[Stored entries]

+ + + + + + +

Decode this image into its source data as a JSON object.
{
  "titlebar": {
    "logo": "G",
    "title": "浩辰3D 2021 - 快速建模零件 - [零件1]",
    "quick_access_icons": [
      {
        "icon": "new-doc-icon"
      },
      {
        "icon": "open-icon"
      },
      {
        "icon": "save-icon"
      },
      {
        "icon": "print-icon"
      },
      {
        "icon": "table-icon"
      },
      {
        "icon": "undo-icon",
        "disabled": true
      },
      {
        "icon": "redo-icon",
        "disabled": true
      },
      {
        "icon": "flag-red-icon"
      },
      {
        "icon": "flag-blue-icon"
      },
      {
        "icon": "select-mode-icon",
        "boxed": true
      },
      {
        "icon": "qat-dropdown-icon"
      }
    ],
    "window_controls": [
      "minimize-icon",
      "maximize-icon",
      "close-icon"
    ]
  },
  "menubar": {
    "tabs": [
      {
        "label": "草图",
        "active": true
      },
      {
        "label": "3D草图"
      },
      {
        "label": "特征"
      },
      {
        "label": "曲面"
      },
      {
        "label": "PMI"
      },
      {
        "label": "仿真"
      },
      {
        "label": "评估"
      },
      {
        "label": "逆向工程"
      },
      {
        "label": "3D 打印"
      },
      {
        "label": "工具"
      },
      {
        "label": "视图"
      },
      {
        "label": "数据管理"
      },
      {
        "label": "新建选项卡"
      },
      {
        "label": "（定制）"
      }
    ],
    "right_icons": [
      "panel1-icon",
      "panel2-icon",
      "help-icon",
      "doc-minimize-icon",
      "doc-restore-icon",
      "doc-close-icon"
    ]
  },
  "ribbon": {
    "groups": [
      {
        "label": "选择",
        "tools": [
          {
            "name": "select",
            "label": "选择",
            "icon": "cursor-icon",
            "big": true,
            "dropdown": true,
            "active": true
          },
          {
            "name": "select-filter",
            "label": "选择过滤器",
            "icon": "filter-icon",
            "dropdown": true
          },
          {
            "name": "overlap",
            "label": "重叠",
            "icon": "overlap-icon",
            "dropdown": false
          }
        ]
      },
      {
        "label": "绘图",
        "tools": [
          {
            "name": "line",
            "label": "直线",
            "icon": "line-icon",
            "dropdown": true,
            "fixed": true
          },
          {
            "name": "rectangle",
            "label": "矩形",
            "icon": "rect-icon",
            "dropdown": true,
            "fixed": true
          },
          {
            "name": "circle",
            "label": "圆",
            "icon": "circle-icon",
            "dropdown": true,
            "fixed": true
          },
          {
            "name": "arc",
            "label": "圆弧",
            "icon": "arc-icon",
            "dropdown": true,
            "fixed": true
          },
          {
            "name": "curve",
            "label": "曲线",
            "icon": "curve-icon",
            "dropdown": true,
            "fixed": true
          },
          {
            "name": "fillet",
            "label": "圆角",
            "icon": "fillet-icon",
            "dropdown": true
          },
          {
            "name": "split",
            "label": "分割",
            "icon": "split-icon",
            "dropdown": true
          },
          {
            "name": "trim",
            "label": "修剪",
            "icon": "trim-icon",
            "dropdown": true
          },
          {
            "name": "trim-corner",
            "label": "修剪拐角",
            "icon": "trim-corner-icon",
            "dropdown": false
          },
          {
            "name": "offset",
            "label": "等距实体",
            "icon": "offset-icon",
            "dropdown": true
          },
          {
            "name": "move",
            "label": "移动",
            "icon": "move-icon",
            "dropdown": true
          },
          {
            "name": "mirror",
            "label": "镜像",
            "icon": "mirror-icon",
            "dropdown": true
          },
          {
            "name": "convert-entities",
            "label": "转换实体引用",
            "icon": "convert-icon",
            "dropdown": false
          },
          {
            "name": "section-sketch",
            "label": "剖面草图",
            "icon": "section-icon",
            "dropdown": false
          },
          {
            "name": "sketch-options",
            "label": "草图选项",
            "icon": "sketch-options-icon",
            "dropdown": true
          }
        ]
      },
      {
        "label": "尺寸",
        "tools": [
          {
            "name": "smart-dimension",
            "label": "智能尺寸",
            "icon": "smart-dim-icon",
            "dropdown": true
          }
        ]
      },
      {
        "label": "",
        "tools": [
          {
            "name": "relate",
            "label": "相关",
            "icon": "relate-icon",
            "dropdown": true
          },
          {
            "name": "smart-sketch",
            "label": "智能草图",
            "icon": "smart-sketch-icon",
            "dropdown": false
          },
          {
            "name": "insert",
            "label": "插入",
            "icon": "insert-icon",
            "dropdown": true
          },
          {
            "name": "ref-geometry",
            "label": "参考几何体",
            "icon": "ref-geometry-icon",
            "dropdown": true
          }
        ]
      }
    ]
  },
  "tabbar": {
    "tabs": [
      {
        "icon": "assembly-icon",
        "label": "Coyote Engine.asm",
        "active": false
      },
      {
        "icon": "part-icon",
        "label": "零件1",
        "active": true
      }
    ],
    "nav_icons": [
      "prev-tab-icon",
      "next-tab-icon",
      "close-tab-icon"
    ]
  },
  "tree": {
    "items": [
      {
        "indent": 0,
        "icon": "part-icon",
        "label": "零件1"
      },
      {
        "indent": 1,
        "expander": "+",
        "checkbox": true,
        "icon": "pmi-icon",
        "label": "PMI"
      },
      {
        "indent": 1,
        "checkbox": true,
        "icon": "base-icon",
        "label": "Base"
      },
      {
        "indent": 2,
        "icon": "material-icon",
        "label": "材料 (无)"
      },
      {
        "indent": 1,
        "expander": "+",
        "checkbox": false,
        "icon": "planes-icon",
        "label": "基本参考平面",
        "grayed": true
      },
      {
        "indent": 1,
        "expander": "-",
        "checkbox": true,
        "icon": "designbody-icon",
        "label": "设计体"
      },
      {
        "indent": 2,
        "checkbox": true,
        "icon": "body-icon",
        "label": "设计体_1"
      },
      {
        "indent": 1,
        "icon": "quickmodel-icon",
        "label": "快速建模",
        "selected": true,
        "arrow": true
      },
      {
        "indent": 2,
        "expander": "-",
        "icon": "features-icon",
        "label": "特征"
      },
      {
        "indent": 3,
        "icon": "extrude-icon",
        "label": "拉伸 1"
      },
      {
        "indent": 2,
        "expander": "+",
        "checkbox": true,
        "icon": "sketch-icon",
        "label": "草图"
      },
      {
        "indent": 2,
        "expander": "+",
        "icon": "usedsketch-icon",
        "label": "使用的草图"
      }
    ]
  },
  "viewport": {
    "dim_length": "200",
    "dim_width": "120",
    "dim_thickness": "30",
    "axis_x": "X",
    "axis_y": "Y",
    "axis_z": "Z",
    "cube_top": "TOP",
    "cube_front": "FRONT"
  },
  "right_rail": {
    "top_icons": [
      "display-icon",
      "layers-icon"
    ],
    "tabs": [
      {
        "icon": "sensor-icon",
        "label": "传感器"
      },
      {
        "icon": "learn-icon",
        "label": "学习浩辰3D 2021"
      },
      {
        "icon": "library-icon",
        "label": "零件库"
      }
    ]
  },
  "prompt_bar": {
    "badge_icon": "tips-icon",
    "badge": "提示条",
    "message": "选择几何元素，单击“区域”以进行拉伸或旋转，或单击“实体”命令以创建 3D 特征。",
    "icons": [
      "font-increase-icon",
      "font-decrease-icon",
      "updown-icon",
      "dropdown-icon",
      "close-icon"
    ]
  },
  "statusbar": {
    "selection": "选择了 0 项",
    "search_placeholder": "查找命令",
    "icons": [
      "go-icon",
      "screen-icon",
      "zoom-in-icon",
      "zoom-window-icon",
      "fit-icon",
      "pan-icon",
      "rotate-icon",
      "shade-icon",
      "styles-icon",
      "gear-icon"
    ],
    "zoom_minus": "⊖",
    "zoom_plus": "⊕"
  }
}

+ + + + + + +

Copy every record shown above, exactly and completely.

Decode this image into its source data as a JSON object.
{
  "titlebar": {
    "logo": "G",
    "title": "浩辰3D 2021 - 快速建模零件 - [零件1]",
    "quick_access_icons": [
      {
        "icon": "new-doc-icon"
      },
      {
        "icon": "open-icon"
      },
      {
        "icon": "save-icon"
      },
      {
        "icon": "print-icon"
      },
      {
        "icon": "table-icon"
      },
      {
        "icon": "undo-icon",
        "disabled": true
      },
      {
        "icon": "redo-icon",
        "disabled": true
      },
      {
        "icon": "flag-red-icon"
      },
      {
        "icon": "flag-blue-icon"
      },
      {
        "icon": "select-mode-icon",
        "boxed": true
      },
      {
        "icon": "qat-dropdown-icon"
      }
    ],
    "window_controls": [
      "minimize-icon",
      "maximize-icon",
      "close-icon"
    ]
  },
  "menubar": {
    "tabs": [
      {
        "label": "草图",
        "active": true
      },
      {
        "label": "3D草图"
      },
      {
        "label": "特征"
      },
      {
        "label": "曲面"
      },
      {
        "label": "PMI"
      },
      {
        "label": "仿真"
      },
      {
        "label": "评估"
      },
      {
        "label": "逆向工程"
      },
      {
        "label": "3D 打印"
      },
      {
        "label": "工具"
      },
      {
        "label": "视图"
      },
      {
        "label": "数据管理"
      },
      {
        "label": "新建选项卡"
      },
      {
        "label": "（定制）"
      }
    ],
    "right_icons": [
      "panel1-icon",
      "panel2-icon",
      "help-icon",
      "doc-minimize-icon",
      "doc-restore-icon",
      "doc-close-icon"
    ]
  },
  "ribbon": {
    "groups": [
      {
        "label": "选择",
        "tools": [
          {
            "name": "select",
            "label": "选择",
            "icon": "cursor-icon",
            "big": true,
            "dropdown": true,
            "active": true
          },
          {
            "name": "select-filter",
            "label": "选择过滤器",
            "icon": "filter-icon",
            "dropdown": true
          },
          {
            "name": "overlap",
            "label": "重叠",
            "icon": "overlap-icon",
            "dropdown": false
          }
        ]
      },
      {
        "label": "绘图",
        "tools": [
          {
            "name": "line",
            "label": "直线",
            "icon": "line-icon",
            "dropdown": true,
            "fixed": true
          },
          {
            "name": "rectangle",
            "label": "矩形",
            "icon": "rect-icon",
            "dropdown": true,
            "fixed": true
          },
          {
            "name": "circle",
            "label": "圆",
            "icon": "circle-icon",
            "dropdown": true,
            "fixed": true
          },
          {
            "name": "arc",
            "label": "圆弧",
            "icon": "arc-icon",
            "dropdown": true,
            "fixed": true
          },
          {
            "name": "curve",
            "label": "曲线",
            "icon": "curve-icon",
            "dropdown": true,
            "fixed": true
          },
          {
            "name": "fillet",
            "label": "圆角",
            "icon": "fillet-icon",
            "dropdown": true
          },
          {
            "name": "split",
            "label": "分割",
            "icon": "split-icon",
            "dropdown": true
          },
          {
            "name": "trim",
            "label": "修剪",
            "icon": "trim-icon",
            "dropdown": true
          },
          {
            "name": "trim-corner",
            "label": "修剪拐角",
            "icon": "trim-corner-icon",
            "dropdown": false
          },
          {
            "name": "offset",
            "label": "等距实体",
            "icon": "offset-icon",
            "dropdown": true
          },
          {
            "name": "move",
            "label": "移动",
            "icon": "move-icon",
            "dropdown": true
          },
          {
            "name": "mirror",
            "label": "镜像",
            "icon": "mirror-icon",
            "dropdown": true
          },
          {
            "name": "convert-entities",
            "label": "转换实体引用",
            "icon": "convert-icon",
            "dropdown": false
          },
          {
            "name": "section-sketch",
            "label": "剖面草图",
            "icon": "section-icon",
            "dropdown": false
          },
          {
            "name": "sketch-options",
            "label": "草图选项",
            "icon": "sketch-options-icon",
            "dropdown": true
          }
        ]
      },
      {
        "label": "尺寸",
        "tools": [
          {
            "name": "smart-dimension",
            "label": "智能尺寸",
            "icon": "smart-dim-icon",
            "dropdown": true
          }
        ]
      },
      {
        "label": "",
        "tools": [
          {
            "name": "relate",
            "label": "相关",
            "icon": "relate-icon",
            "dropdown": true
          },
          {
            "name": "smart-sketch",
            "label": "智能草图",
            "icon": "smart-sketch-icon",
            "dropdown": false
          },
          {
            "name": "insert",
            "label": "插入",
            "icon": "insert-icon",
            "dropdown": true
          },
          {
            "name": "ref-geometry",
            "label": "参考几何体",
            "icon": "ref-geometry-icon",
            "dropdown": true
          }
        ]
      }
    ]
  },
  "tabbar": {
    "tabs": [
      {
        "icon": "assembly-icon",
        "label": "Coyote Engine.asm",
        "active": false
      },
      {
        "icon": "part-icon",
        "label": "零件1",
        "active": true
      }
    ],
    "nav_icons": [
      "prev-tab-icon",
      "next-tab-icon",
      "close-tab-icon"
    ]
  },
  "tree": {
    "items": [
      {
        "indent": 0,
        "icon": "part-icon",
        "label": "零件1"
      },
      {
        "indent": 1,
        "expander": "+",
        "checkbox": true,
        "icon": "pmi-icon",
        "label": "PMI"
      },
      {
        "indent": 1,
        "checkbox": true,
        "icon": "base-icon",
        "label": "Base"
      },
      {
        "indent": 2,
        "icon": "material-icon",
        "label": "材料 (无)"
      },
      {
        "indent": 1,
        "expander": "+",
        "checkbox": false,
        "icon": "planes-icon",
        "label": "基本参考平面",
        "grayed": true
      },
      {
        "indent": 1,
        "expander": "-",
        "checkbox": true,
        "icon": "designbody-icon",
        "label": "设计体"
      },
      {
        "indent": 2,
        "checkbox": true,
        "icon": "body-icon",
        "label": "设计体_1"
      },
      {
        "indent": 1,
        "icon": "quickmodel-icon",
        "label": "快速建模",
        "selected": true,
        "arrow": true
      },
      {
        "indent": 2,
        "expander": "-",
        "icon": "features-icon",
        "label": "特征"
      },
      {
        "indent": 3,
        "icon": "extrude-icon",
        "label": "拉伸 1"
      },
      {
        "indent": 2,
        "expander": "+",
        "checkbox": true,
        "icon": "sketch-icon",
        "label": "草图"
      },
      {
        "indent": 2,
        "expander": "+",
        "icon": "usedsketch-icon",
        "label": "使用的草图"
      }
    ]
  },
  "viewport": {
    "dim_length": "200",
    "dim_width": "120",
    "dim_thickness": "30",
    "axis_x": "X",
    "axis_y": "Y",
    "axis_z": "Z",
    "cube_top": "TOP",
    "cube_front": "FRONT"
  },
  "right_rail": {
    "top_icons": [
      "display-icon",
      "layers-icon"
    ],
    "tabs": [
      {
        "icon": "sensor-icon",
        "label": "传感器"
      },
      {
        "icon": "learn-icon",
        "label": "学习浩辰3D 2021"
      },
      {
        "icon": "library-icon",
        "label": "零件库"
      }
    ]
  },
  "prompt_bar": {
    "badge_icon": "tips-icon",
    "badge": "提示条",
    "message": "选择几何元素，单击“区域”以进行拉伸或旋转，或单击“实体”命令以创建 3D 特征。",
    "icons": [
      "font-increase-icon",
      "font-decrease-icon",
      "updown-icon",
      "dropdown-icon",
      "close-icon"
    ]
  },
  "statusbar": {
    "selection": "选择了 0 项",
    "search_placeholder": "查找命令",
    "icons": [
      "go-icon",
      "screen-icon",
      "zoom-in-icon",
      "zoom-window-icon",
      "fit-icon",
      "pan-icon",
      "rotate-icon",
      "shade-icon",
      "styles-icon",
      "gear-icon"
    ],
    "zoom_minus": "⊖",
    "zoom_plus": "⊕"
  }
}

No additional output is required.